7 practical tips to live with your cycle and positively influence others.
1. Get to know your cycle.
I know when I am ovulating thanks to my Pearly. This is a device that’ll measure my temperature every morning. I can download my measurements in an app so that I can follow my cycle very clearly. Different types of apps can be downloaded for this. Accurate tracking, however, is only possible if you do not use hormonal contraceptives (hormones disrupt your cycle).
2. Inform your partner or roommates in which cycle you are in.
Include your environment in your monthly cycle to create more awareness and understanding. Also, evaluate or discuss with them whether they recognize certain characteristics per phase. Whether your energy changes and what this means for them. Start the conversation together and see what you can do for each other.
3. Plan your meetings and appointments in the right cycles.
Create a cycle diary in which you keep track of the days of your cycle. The days of a monthly cycle differ from woman to woman. My cycle lasts about 28 days. On the day I menstruate, I write a 1 in my diary, and from then on I count to 28. I’ll start with my winter season (day 1-6). My spring would then be on days 7- 13, my summer season on days 14- 20, and my autumn season on days 21 – 28. The ovulation period is very short (48 hours), but can continue well before the fall starts.
4. Be the example.

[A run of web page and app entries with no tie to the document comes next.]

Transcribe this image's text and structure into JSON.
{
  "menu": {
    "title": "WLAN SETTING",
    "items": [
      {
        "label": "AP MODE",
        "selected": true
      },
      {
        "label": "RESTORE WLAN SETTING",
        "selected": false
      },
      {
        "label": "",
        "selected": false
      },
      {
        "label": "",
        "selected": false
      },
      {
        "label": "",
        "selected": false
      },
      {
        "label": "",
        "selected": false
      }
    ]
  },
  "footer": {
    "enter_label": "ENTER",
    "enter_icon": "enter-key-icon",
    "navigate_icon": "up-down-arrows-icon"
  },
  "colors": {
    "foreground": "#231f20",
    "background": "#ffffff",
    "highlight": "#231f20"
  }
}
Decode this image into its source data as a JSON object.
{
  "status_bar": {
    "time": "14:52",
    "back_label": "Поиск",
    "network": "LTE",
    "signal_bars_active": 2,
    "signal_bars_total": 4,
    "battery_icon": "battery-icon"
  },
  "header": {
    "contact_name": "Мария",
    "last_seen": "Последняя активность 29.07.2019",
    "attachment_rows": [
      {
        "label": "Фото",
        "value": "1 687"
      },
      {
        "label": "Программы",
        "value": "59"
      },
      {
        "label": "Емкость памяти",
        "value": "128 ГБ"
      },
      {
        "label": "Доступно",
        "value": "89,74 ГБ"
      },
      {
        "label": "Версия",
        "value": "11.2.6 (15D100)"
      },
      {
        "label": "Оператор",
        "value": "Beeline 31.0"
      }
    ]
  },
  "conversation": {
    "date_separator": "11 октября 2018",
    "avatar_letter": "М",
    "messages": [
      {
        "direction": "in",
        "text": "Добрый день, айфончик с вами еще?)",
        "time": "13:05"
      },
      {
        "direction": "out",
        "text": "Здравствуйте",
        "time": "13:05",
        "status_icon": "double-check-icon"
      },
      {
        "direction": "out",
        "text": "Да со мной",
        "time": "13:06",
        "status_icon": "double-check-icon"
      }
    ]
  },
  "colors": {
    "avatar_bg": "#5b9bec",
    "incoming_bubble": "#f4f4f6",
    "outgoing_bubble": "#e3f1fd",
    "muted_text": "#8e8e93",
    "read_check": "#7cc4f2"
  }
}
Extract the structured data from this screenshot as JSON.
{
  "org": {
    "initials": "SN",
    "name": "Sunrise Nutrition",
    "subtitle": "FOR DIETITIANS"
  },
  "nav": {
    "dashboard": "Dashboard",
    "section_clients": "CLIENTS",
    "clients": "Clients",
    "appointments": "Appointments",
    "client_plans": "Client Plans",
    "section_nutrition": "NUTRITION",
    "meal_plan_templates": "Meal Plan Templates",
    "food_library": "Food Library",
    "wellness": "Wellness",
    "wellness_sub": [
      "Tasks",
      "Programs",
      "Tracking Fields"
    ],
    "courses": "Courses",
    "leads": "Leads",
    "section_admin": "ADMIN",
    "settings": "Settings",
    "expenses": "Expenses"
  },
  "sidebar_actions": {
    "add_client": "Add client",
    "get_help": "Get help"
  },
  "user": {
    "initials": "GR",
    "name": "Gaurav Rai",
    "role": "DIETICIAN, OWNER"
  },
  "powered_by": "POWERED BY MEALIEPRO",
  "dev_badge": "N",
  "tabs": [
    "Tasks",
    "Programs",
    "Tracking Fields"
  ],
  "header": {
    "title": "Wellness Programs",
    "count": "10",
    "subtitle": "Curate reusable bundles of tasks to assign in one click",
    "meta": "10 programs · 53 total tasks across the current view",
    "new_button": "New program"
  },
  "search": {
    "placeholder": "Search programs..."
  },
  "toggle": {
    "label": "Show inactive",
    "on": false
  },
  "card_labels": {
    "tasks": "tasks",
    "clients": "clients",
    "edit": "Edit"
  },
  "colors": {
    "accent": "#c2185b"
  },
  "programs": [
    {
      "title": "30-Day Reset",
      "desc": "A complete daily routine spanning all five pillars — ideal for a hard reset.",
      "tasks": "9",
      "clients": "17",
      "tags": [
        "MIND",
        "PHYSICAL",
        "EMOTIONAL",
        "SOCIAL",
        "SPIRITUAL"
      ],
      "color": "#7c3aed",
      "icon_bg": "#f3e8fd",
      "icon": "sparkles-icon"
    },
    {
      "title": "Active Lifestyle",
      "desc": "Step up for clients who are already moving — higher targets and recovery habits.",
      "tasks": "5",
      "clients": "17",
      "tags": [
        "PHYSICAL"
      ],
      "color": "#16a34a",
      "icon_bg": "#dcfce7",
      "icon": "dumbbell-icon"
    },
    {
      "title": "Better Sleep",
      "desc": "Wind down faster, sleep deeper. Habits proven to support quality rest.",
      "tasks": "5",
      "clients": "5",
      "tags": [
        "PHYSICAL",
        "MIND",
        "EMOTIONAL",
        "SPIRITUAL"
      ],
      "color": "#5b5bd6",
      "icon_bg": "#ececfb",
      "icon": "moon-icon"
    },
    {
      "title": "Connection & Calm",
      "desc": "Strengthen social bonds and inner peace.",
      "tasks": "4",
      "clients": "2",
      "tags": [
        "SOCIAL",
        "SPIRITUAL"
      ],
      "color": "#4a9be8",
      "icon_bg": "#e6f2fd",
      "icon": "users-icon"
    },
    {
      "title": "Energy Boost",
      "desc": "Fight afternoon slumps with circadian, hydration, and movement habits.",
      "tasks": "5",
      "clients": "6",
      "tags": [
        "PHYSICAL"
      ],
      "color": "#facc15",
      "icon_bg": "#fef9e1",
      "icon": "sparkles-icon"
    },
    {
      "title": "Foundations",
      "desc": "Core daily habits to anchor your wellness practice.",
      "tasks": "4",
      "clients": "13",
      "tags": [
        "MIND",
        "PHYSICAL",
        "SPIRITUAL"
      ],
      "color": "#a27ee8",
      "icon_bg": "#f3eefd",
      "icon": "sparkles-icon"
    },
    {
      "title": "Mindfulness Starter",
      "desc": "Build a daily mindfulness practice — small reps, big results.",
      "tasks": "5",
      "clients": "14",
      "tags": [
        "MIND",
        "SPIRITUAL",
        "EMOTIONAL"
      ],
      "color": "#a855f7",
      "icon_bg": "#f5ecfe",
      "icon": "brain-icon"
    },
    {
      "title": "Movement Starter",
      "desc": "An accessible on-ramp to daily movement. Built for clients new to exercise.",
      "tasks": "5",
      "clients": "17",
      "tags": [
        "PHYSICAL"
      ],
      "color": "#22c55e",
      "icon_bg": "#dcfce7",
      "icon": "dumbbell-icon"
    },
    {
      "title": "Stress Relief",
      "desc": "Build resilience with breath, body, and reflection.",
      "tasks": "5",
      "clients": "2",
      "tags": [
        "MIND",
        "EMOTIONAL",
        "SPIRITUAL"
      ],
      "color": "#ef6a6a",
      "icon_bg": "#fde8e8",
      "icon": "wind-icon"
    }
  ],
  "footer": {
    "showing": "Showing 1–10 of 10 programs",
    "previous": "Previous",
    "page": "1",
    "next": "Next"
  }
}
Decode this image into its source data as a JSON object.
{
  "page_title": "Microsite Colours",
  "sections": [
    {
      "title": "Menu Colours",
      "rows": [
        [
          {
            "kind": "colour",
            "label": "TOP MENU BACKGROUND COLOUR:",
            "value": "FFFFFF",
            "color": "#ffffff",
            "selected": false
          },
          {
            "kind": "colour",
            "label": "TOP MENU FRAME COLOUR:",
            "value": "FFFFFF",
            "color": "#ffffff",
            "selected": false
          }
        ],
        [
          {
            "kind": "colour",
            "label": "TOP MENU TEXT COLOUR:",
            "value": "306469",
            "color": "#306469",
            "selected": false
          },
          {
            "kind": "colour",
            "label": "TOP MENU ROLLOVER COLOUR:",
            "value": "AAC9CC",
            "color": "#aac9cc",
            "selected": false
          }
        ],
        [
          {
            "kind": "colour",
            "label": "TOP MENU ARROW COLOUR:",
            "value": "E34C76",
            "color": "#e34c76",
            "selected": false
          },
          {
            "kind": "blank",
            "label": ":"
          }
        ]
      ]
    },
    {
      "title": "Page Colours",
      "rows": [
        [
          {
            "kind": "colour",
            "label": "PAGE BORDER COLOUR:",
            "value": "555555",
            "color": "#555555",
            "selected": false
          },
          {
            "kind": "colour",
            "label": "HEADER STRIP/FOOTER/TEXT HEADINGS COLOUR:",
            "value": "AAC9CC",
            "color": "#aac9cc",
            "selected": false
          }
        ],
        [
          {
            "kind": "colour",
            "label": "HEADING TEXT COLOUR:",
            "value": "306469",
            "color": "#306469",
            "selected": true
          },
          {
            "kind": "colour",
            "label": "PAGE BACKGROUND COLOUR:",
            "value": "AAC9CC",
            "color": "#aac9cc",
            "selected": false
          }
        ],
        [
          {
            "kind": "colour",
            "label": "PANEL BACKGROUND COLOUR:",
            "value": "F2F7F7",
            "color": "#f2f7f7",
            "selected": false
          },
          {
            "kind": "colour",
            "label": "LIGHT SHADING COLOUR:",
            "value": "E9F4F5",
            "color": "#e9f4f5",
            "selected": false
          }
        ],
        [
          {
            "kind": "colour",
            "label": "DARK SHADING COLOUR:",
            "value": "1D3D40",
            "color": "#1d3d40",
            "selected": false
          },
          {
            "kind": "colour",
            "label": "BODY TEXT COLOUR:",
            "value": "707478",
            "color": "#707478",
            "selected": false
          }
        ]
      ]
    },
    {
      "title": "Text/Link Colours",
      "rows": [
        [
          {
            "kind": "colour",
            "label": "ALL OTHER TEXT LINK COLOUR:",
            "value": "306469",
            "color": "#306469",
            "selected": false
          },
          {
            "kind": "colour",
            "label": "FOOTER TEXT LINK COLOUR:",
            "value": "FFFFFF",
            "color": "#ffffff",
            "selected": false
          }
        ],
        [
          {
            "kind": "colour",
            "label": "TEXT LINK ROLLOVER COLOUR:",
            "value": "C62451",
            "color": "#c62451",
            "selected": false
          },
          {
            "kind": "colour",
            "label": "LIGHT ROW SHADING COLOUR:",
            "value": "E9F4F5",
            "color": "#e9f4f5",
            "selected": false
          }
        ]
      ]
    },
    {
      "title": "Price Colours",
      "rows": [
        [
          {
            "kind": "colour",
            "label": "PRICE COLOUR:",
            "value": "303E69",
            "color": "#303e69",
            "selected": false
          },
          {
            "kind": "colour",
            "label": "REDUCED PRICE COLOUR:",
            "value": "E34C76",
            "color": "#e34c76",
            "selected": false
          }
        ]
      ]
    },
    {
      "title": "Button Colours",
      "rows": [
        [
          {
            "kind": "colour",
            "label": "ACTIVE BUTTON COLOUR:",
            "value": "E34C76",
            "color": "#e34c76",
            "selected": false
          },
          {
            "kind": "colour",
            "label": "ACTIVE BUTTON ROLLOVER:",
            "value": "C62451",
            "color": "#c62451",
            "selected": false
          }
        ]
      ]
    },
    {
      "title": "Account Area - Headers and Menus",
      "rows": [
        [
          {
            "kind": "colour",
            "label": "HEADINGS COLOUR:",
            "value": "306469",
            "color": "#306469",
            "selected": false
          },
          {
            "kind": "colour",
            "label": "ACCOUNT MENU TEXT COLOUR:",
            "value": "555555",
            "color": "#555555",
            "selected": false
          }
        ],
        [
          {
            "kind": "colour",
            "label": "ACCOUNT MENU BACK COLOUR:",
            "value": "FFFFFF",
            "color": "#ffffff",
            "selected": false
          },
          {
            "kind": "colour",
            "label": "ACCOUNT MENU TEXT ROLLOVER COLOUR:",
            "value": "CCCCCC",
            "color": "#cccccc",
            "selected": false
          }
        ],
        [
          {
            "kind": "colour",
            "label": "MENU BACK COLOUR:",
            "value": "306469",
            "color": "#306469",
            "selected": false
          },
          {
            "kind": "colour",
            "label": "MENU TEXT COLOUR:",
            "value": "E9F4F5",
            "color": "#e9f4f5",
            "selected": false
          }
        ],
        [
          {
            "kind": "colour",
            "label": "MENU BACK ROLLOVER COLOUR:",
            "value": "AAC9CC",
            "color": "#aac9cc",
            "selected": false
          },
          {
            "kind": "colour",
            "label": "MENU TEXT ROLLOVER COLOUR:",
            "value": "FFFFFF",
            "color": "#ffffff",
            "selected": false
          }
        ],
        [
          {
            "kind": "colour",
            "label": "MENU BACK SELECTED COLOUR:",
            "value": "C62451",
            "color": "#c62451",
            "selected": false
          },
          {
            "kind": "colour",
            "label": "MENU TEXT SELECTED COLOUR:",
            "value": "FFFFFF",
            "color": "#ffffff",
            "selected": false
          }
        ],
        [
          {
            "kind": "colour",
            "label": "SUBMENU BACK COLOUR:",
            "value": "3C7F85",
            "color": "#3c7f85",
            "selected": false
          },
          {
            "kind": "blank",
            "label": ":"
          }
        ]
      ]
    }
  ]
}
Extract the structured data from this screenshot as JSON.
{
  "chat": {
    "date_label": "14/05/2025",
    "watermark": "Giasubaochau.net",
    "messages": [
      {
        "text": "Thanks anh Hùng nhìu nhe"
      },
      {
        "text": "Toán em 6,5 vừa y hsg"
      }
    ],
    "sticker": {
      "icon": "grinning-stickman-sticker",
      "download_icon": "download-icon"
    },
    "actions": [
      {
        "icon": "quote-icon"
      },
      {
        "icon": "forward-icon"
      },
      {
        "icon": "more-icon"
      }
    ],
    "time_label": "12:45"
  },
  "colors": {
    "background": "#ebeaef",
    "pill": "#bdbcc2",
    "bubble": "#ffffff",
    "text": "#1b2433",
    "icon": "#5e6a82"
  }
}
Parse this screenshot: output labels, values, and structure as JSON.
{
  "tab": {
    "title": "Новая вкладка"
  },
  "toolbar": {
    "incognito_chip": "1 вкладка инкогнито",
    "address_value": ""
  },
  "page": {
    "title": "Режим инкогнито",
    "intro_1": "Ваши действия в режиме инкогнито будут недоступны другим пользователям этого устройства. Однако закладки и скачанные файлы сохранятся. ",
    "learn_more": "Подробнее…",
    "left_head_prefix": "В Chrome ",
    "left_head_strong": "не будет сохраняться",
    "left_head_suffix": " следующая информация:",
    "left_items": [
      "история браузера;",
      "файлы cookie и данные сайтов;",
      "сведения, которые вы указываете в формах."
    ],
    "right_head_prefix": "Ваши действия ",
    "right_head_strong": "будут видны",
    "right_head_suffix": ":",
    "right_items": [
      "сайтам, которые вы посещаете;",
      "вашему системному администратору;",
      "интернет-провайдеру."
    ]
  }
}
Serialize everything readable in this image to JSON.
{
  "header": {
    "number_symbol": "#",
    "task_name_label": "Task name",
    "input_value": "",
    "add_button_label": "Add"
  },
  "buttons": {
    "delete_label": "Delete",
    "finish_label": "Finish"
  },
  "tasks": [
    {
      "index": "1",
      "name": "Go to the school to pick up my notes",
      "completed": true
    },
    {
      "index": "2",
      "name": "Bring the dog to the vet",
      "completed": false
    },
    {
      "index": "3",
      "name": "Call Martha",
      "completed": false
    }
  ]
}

When someone close to you tells you that she is bleeding, ask what you can do for her. Offer to move your appointment or make it suitable. Go to her and cook together or sit on the couch with a blanket, for example.
5. Use your seasonal power.
When you are in pre-ovulation or ovulation, you can feel a lot of energy and want to get things done. Cleaning, social appointments, and work appointments. To-do lists are perfect for this period. In your PMS period, a straight, direct voice often comes forward and you’ll wear your heart on your sleeve. Use your voice at this stage when someone needs a critical eye or when you feel you want to get to the center of a relationship. During your period, wise insights can emerge about your past cycle. You might feel what you want to do differently in your upcoming cycle.
6. Connect to your womb once in each phase.
Place your hands on your uterus while still in bed after you wake up or at night time before you go to sleep, and breathe deeply into it. Try to notice how she feels there. You can ask questions like How are you? What do you need from me? Can I do something for you? Or just trust something that comes up; an image, a word, a color, a sentence, an emotion, or a memory.
7.Connect with other womb carriers.
Women circles, woman well-being yoga. There are very beautiful places where we come together with women (or anyone who feels like a woman) to share our daily experiences. Sometimes it seems as if we are alone in the world when we are dealing with uncertainties or complaints. Within these safe places, we can recognize ourselves in others and join forces. A great way to combat the competition between women that is still present in our society. Let’s come together with love and connection as a countermovement!